I wasn't trying to get into an argument with you, but just trying to help Andy out with what struck me as some reasonable advice on the topic he asked about, rather than holding a debate on the pros and cons of such a system.

Personally, unless I could build a specific room from scratch, bearing in mind Dave's comments and some other ideas of my own, I would never use in wall speakers, but I am fascinated with the idea, and wish Andy and Dana the best of luck, and I hope they will achieve their objectives, whatever they are.

Cheers

Al
 
Bill-Your home theater sounds great. Sounds like something I would like.
lots of fluff and bells and whistles
but no meat
Simpler the better!
-Bi-amping is great, just ask Dave. However, Dana already has one of those dvd player/integrated amps that he picked up for [guess] $3-400. This is a budget system, so no bi amping. He is trying to keep this project around $1000.

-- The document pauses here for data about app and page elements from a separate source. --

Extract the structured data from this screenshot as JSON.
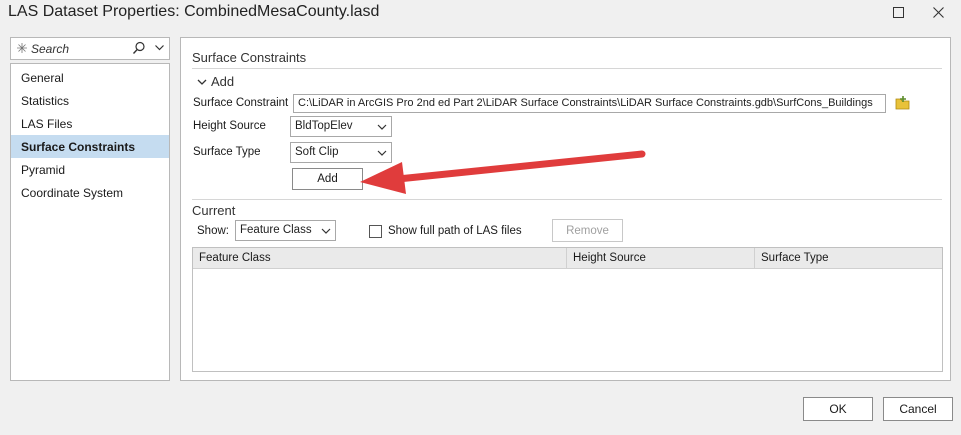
{
  "window": {
    "title": "LAS Dataset Properties: CombinedMesaCounty.lasd"
  },
  "search": {
    "placeholder": "Search"
  },
  "sidebar": {
    "items": [
      {
        "label": "General"
      },
      {
        "label": "Statistics"
      },
      {
        "label": "LAS Files"
      },
      {
        "label": "Surface Constraints",
        "selected": true
      },
      {
        "label": "Pyramid"
      },
      {
        "label": "Coordinate System"
      }
    ]
  },
  "panel": {
    "title": "Surface Constraints",
    "add_section": {
      "label": "Add",
      "surface_constraint_label": "Surface Constraint",
      "surface_constraint_value": "C:\\LiDAR in ArcGIS Pro 2nd ed Part 2\\LiDAR Surface Constraints\\LiDAR Surface Constraints.gdb\\SurfCons_Buildings",
      "height_source_label": "Height Source",
      "height_source_value": "BldTopElev",
      "surface_type_label": "Surface Type",
      "surface_type_value": "Soft Clip",
      "add_button": "Add"
    },
    "current_section": {
      "title": "Current",
      "show_label": "Show:",
      "show_value": "Feature Class",
      "show_full_path_label": "Show full path of LAS files",
      "remove_button": "Remove",
      "columns": [
        "Feature Class",
        "Height Source",
        "Surface Type"
      ]
    }
  },
  "footer": {
    "ok": "OK",
    "cancel": "Cancel"
  },
  "colors": {
    "selection": "#c5dcf0",
    "arrow": "#e03c3c",
    "browse_icon": "#e8c23a"
  }
}
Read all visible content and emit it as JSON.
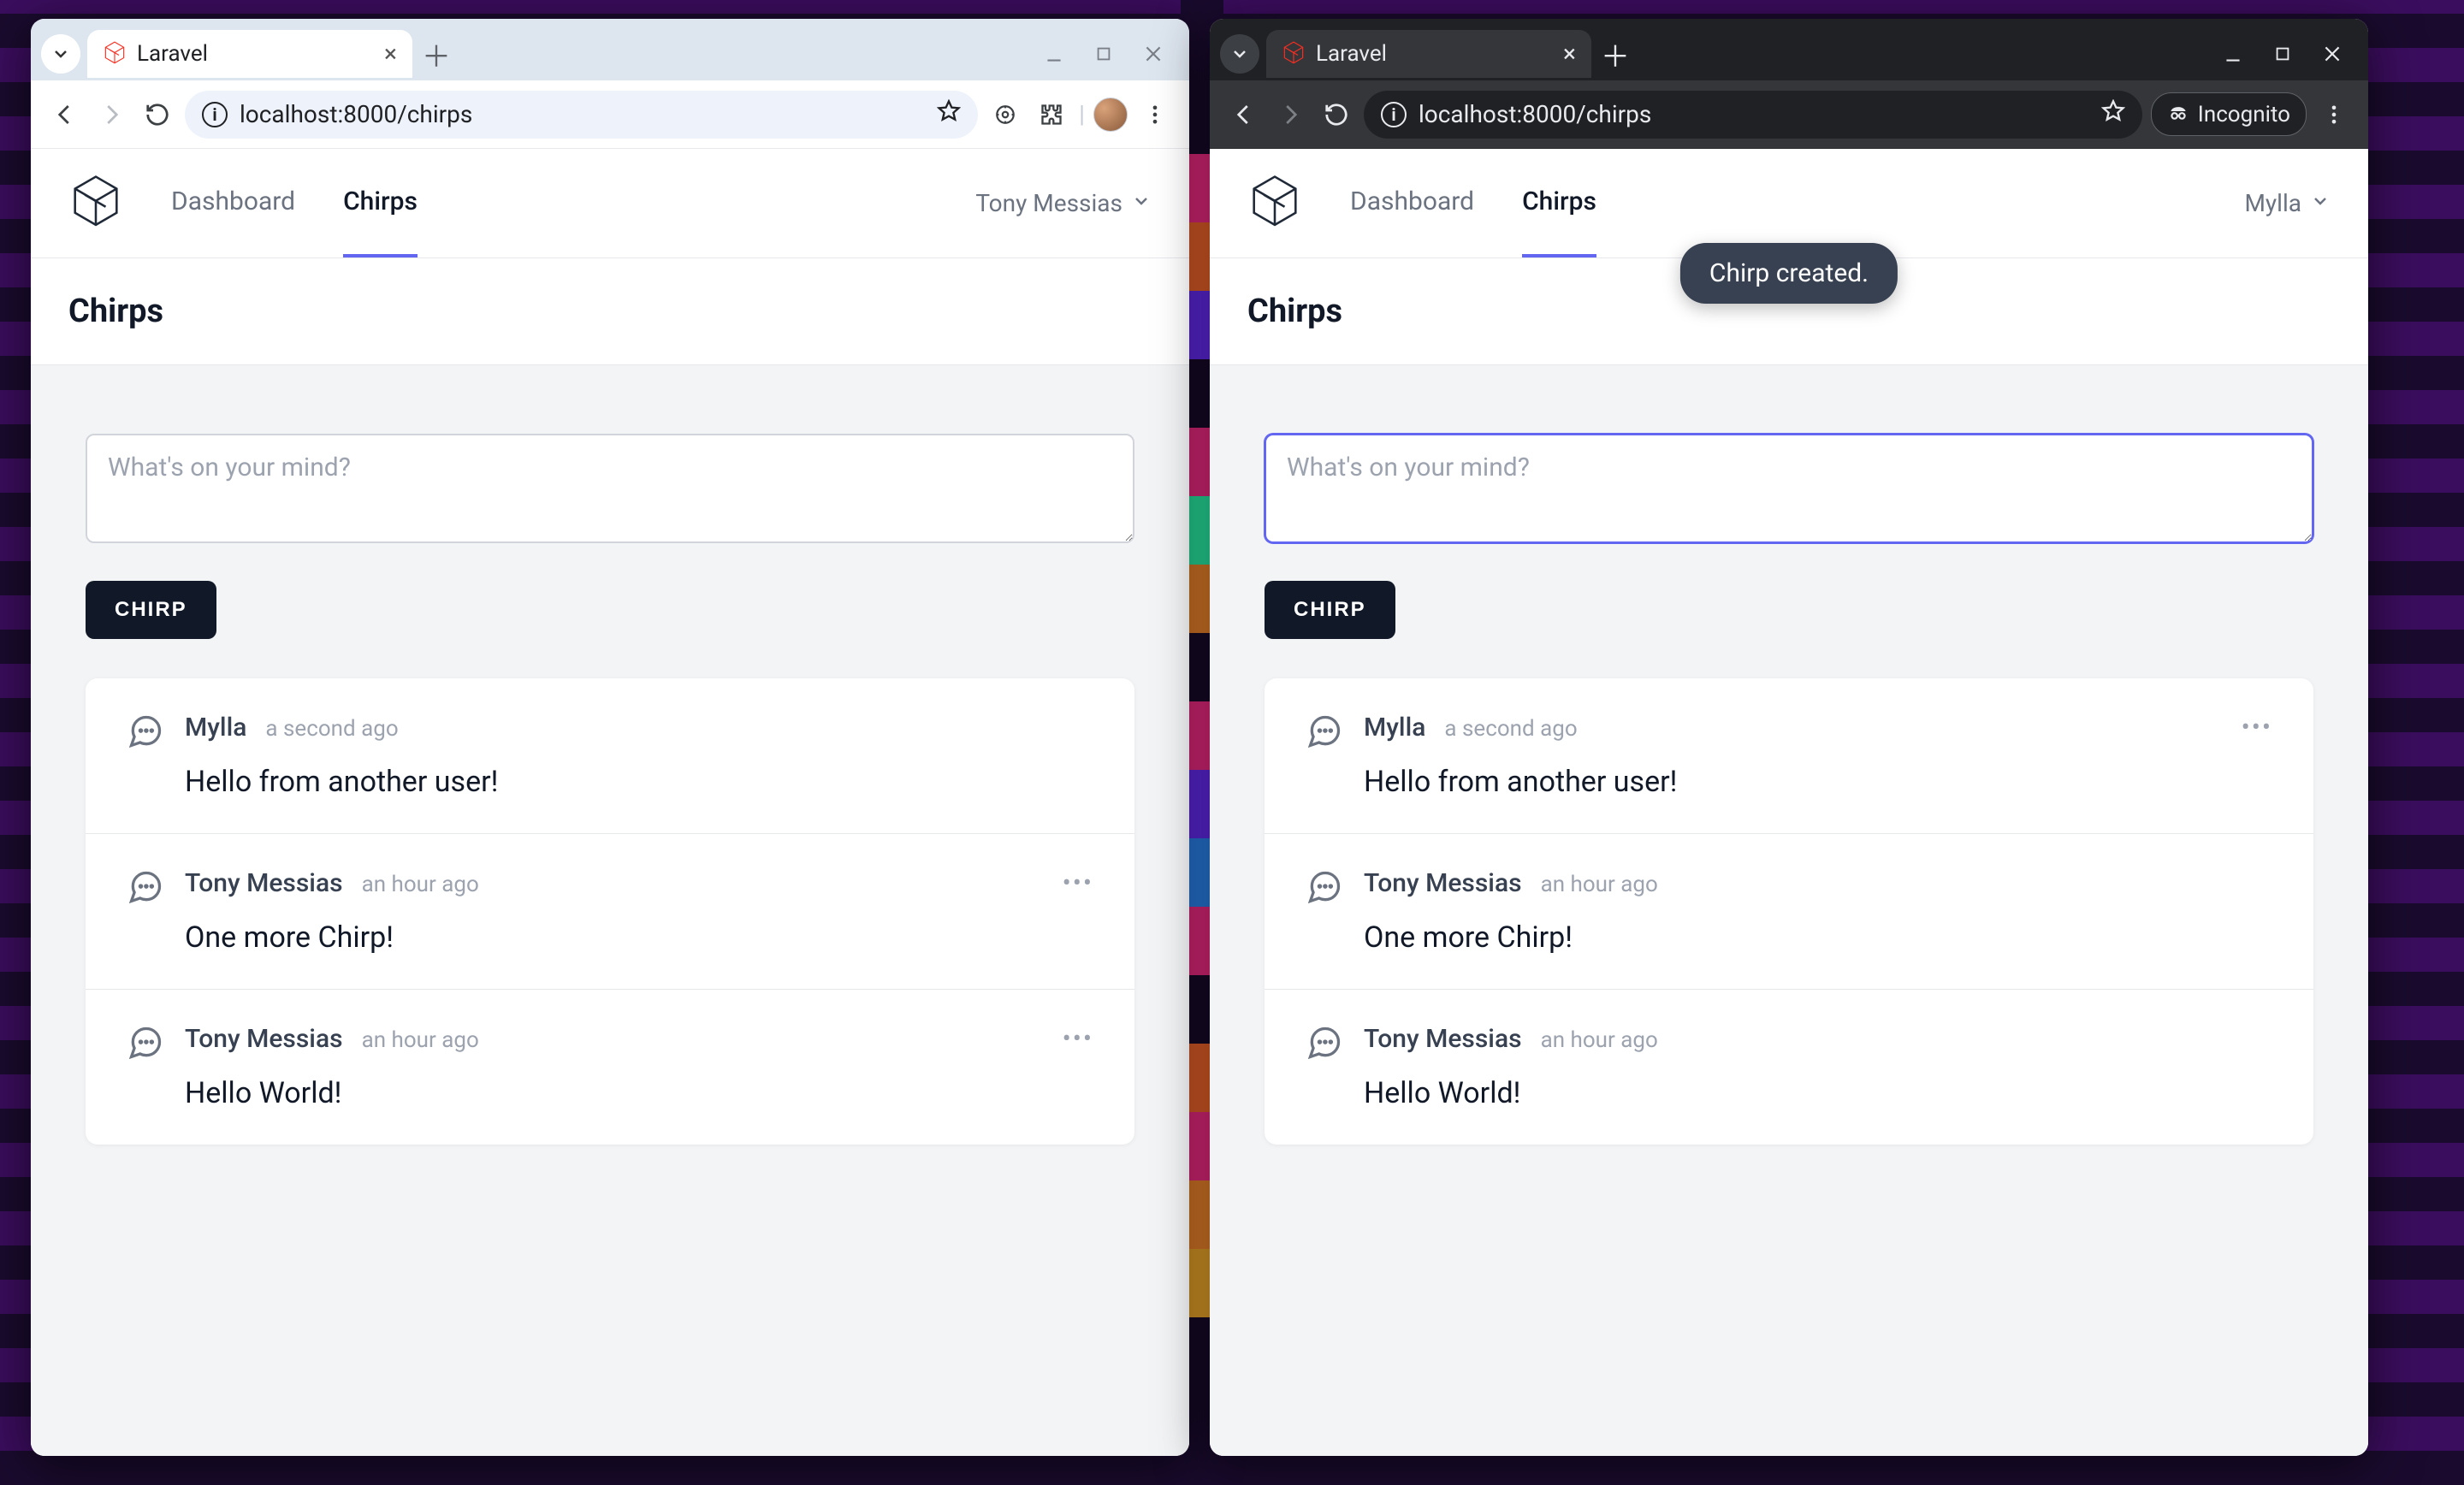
{
  "windows": [
    {
      "id": "left",
      "theme": "light",
      "tab_title": "Laravel",
      "url": "localhost:8000/chirps",
      "mode": "normal",
      "user_label": "Tony Messias",
      "nav": {
        "dashboard": "Dashboard",
        "chirps": "Chirps"
      },
      "active_nav": "chirps",
      "page_title": "Chirps",
      "textarea_placeholder": "What's on your mind?",
      "textarea_focused": false,
      "submit_label": "Chirp",
      "toast": null,
      "chirps": [
        {
          "author": "Mylla",
          "time": "a second ago",
          "message": "Hello from another user!",
          "own": false
        },
        {
          "author": "Tony Messias",
          "time": "an hour ago",
          "message": "One more Chirp!",
          "own": true
        },
        {
          "author": "Tony Messias",
          "time": "an hour ago",
          "message": "Hello World!",
          "own": true
        }
      ]
    },
    {
      "id": "right",
      "theme": "dark",
      "tab_title": "Laravel",
      "url": "localhost:8000/chirps",
      "mode": "incognito",
      "incognito_label": "Incognito",
      "user_label": "Mylla",
      "nav": {
        "dashboard": "Dashboard",
        "chirps": "Chirps"
      },
      "active_nav": "chirps",
      "page_title": "Chirps",
      "textarea_placeholder": "What's on your mind?",
      "textarea_focused": true,
      "submit_label": "Chirp",
      "toast": "Chirp created.",
      "chirps": [
        {
          "author": "Mylla",
          "time": "a second ago",
          "message": "Hello from another user!",
          "own": true
        },
        {
          "author": "Tony Messias",
          "time": "an hour ago",
          "message": "One more Chirp!",
          "own": false
        },
        {
          "author": "Tony Messias",
          "time": "an hour ago",
          "message": "Hello World!",
          "own": false
        }
      ]
    }
  ]
}
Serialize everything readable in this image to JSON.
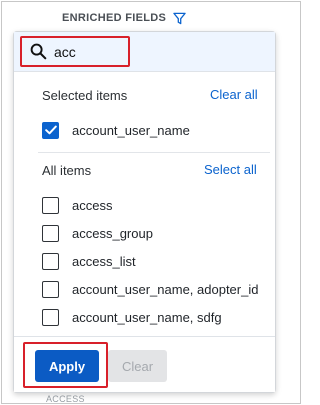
{
  "header": {
    "title": "ENRICHED FIELDS",
    "filter_icon": "filter-icon"
  },
  "background_peek": "ACCESS",
  "search": {
    "icon": "search-icon",
    "value": "acc",
    "placeholder": ""
  },
  "selected_section": {
    "title": "Selected items",
    "clear_all_label": "Clear all",
    "items": [
      {
        "label": "account_user_name",
        "checked": true
      }
    ]
  },
  "all_section": {
    "title": "All items",
    "select_all_label": "Select all",
    "items": [
      {
        "label": "access",
        "checked": false
      },
      {
        "label": "access_group",
        "checked": false
      },
      {
        "label": "access_list",
        "checked": false
      },
      {
        "label": "account_user_name, adopter_id",
        "checked": false
      },
      {
        "label": "account_user_name, sdfg",
        "checked": false
      }
    ]
  },
  "footer": {
    "apply_label": "Apply",
    "clear_label": "Clear"
  },
  "colors": {
    "accent": "#0b63ce",
    "highlight_box": "#d8202a",
    "search_bg": "#eef5ff"
  }
}
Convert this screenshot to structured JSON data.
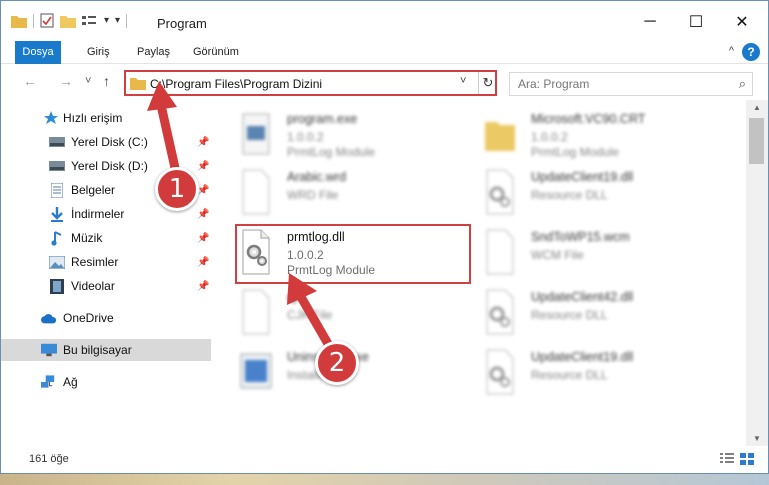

Dave-the room is a small study. Standing waves, from what I gather, will be nasty. I will, of course, listen before mounting. What else can I do about standing waves that will not disgust Dana's wife? (In spanish, the word for wife is the same as for handcuffs)

pinkmouse, thanks for all of your kind words. We will have to mount into the studs.

Good sound is not on the top of the list in this project. This we must remember. Time, money, and wife are the most important. Dana's wife does not want her walls ripped apart and our project 95% complete.

I never got any feedback on the filter...
Thanks again, all
andy